[YOUR OBJECTIVE]: Output the entries as they appear, skipping images.
################
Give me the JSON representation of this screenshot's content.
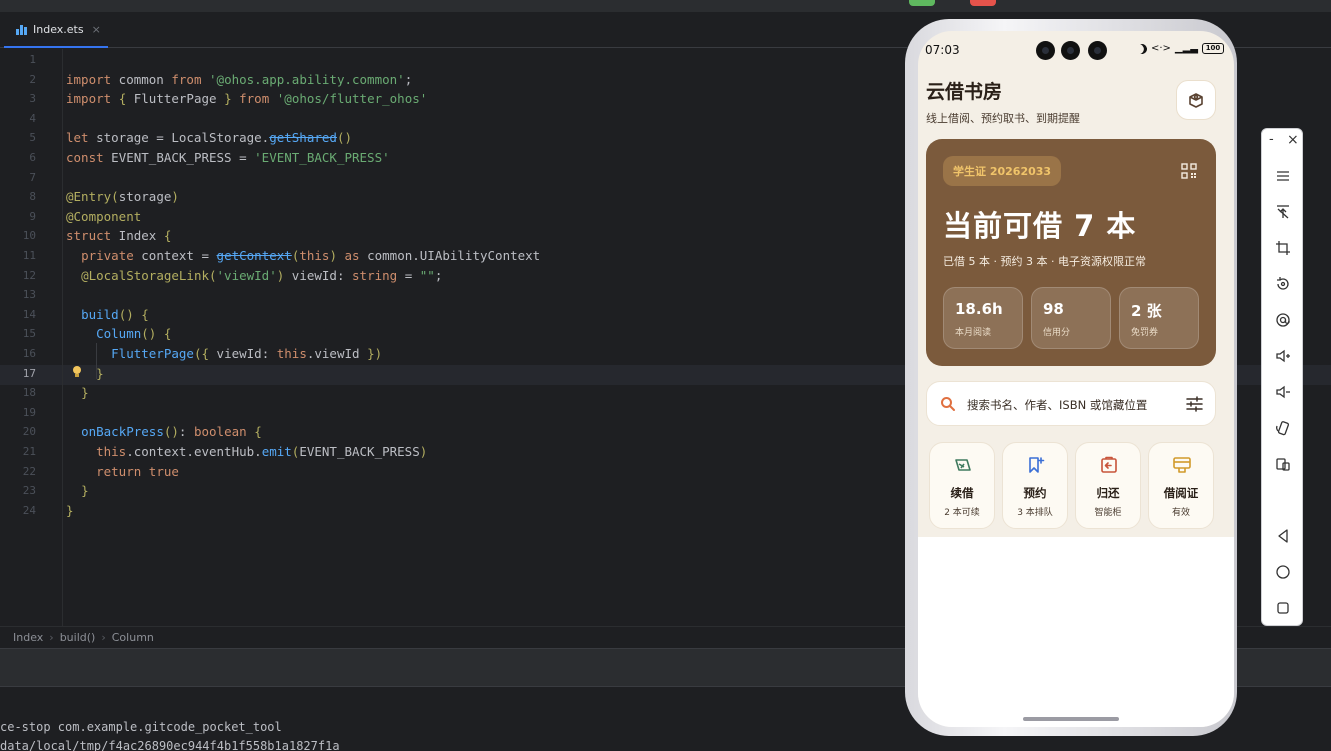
{
  "ide": {
    "tab_label": "Index.ets",
    "tab_close": "×",
    "line_numbers": [
      "1",
      "2",
      "3",
      "4",
      "5",
      "6",
      "7",
      "8",
      "9",
      "10",
      "11",
      "12",
      "13",
      "14",
      "15",
      "16",
      "17",
      "18",
      "19",
      "20",
      "21",
      "22",
      "23",
      "24"
    ],
    "breadcrumb": [
      "Index",
      "build()",
      "Column"
    ],
    "terminal_lines": [
      "ce-stop com.example.gitcode_pocket_tool",
      "data/local/tmp/f4ac26890ec944f4b1f558b1a1827f1a"
    ]
  },
  "code": [
    "",
    "import common from '@ohos.app.ability.common';",
    "import { FlutterPage } from '@ohos/flutter_ohos'",
    "",
    "let storage = LocalStorage.getShared()",
    "const EVENT_BACK_PRESS = 'EVENT_BACK_PRESS'",
    "",
    "@Entry(storage)",
    "@Component",
    "struct Index {",
    "  private context = getContext(this) as common.UIAbilityContext",
    "  @LocalStorageLink('viewId') viewId: string = \"\";",
    "",
    "  build() {",
    "    Column() {",
    "      FlutterPage({ viewId: this.viewId })",
    "    }",
    "  }",
    "",
    "  onBackPress(): boolean {",
    "    this.context.eventHub.emit(EVENT_BACK_PRESS)",
    "    return true",
    "  }",
    "}"
  ],
  "phone": {
    "status": {
      "time": "07:03",
      "battery": "100",
      "net": "<·>"
    },
    "app_title": "云借书房",
    "app_subtitle": "线上借阅、预约取书、到期提醒",
    "card": {
      "badge": "学生证 20262033",
      "headline": "当前可借 7 本",
      "subline": "已借 5 本 · 预约 3 本 · 电子资源权限正常",
      "stats": [
        {
          "value": "18.6h",
          "label": "本月阅读"
        },
        {
          "value": "98",
          "label": "信用分"
        },
        {
          "value": "2 张",
          "label": "免罚券"
        }
      ]
    },
    "search_placeholder": "搜索书名、作者、ISBN 或馆藏位置",
    "tiles": [
      {
        "title": "续借",
        "sub": "2 本可续",
        "icon": "renew-icon",
        "color": "#3f7a5e"
      },
      {
        "title": "预约",
        "sub": "3 本排队",
        "icon": "bookmark-add-icon",
        "color": "#3b6fd6"
      },
      {
        "title": "归还",
        "sub": "智能柜",
        "icon": "return-icon",
        "color": "#c8543a"
      },
      {
        "title": "借阅证",
        "sub": "有效",
        "icon": "card-icon",
        "color": "#d19a2b"
      }
    ],
    "colors": {
      "card": "#7b5a3c",
      "badge_text": "#f0c46a",
      "background": "#f4efe6",
      "accent_search": "#e07040"
    }
  },
  "emulator_toolbar": {
    "window_min": "-",
    "window_close": "×",
    "buttons": [
      "menu-icon",
      "pin-top-icon",
      "crop-icon",
      "rotate-icon",
      "location-icon",
      "volume-up-icon",
      "volume-down-icon",
      "shake-icon",
      "screenshot-icon",
      "back-icon",
      "home-icon",
      "recents-icon"
    ]
  }
}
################
[SOLUTION TO THE EXERCISE]:
Give me the JSON representation of this screenshot's content.
{
  "ide": {
    "tab_label": "Index.ets",
    "tab_close": "×",
    "line_numbers": [
      "1",
      "2",
      "3",
      "4",
      "5",
      "6",
      "7",
      "8",
      "9",
      "10",
      "11",
      "12",
      "13",
      "14",
      "15",
      "16",
      "17",
      "18",
      "19",
      "20",
      "21",
      "22",
      "23",
      "24"
    ],
    "breadcrumb": [
      "Index",
      "build()",
      "Column"
    ],
    "terminal_lines": [
      "ce-stop com.example.gitcode_pocket_tool",
      "data/local/tmp/f4ac26890ec944f4b1f558b1a1827f1a"
    ]
  },
  "code": [
    "",
    "import common from '@ohos.app.ability.common';",
    "import { FlutterPage } from '@ohos/flutter_ohos'",
    "",
    "let storage = LocalStorage.getShared()",
    "const EVENT_BACK_PRESS = 'EVENT_BACK_PRESS'",
    "",
    "@Entry(storage)",
    "@Component",
    "struct Index {",
    "  private context = getContext(this) as common.UIAbilityContext",
    "  @LocalStorageLink('viewId') viewId: string = \"\";",
    "",
    "  build() {",
    "    Column() {",
    "      FlutterPage({ viewId: this.viewId })",
    "    }",
    "  }",
    "",
    "  onBackPress(): boolean {",
    "    this.context.eventHub.emit(EVENT_BACK_PRESS)",
    "    return true",
    "  }",
    "}"
  ],
  "phone": {
    "status": {
      "time": "07:03",
      "battery": "100",
      "net": "<·>"
    },
    "app_title": "云借书房",
    "app_subtitle": "线上借阅、预约取书、到期提醒",
    "card": {
      "badge": "学生证 20262033",
      "headline": "当前可借 7 本",
      "subline": "已借 5 本 · 预约 3 本 · 电子资源权限正常",
      "stats": [
        {
          "value": "18.6h",
          "label": "本月阅读"
        },
        {
          "value": "98",
          "label": "信用分"
        },
        {
          "value": "2 张",
          "label": "免罚券"
        }
      ]
    },
    "search_placeholder": "搜索书名、作者、ISBN 或馆藏位置",
    "tiles": [
      {
        "title": "续借",
        "sub": "2 本可续",
        "icon": "renew-icon",
        "color": "#3f7a5e"
      },
      {
        "title": "预约",
        "sub": "3 本排队",
        "icon": "bookmark-add-icon",
        "color": "#3b6fd6"
      },
      {
        "title": "归还",
        "sub": "智能柜",
        "icon": "return-icon",
        "color": "#c8543a"
      },
      {
        "title": "借阅证",
        "sub": "有效",
        "icon": "card-icon",
        "color": "#d19a2b"
      }
    ],
    "colors": {
      "card": "#7b5a3c",
      "badge_text": "#f0c46a",
      "background": "#f4efe6",
      "accent_search": "#e07040"
    }
  },
  "emulator_toolbar": {
    "window_min": "-",
    "window_close": "×",
    "buttons": [
      "menu-icon",
      "pin-top-icon",
      "crop-icon",
      "rotate-icon",
      "location-icon",
      "volume-up-icon",
      "volume-down-icon",
      "shake-icon",
      "screenshot-icon",
      "back-icon",
      "home-icon",
      "recents-icon"
    ]
  }
}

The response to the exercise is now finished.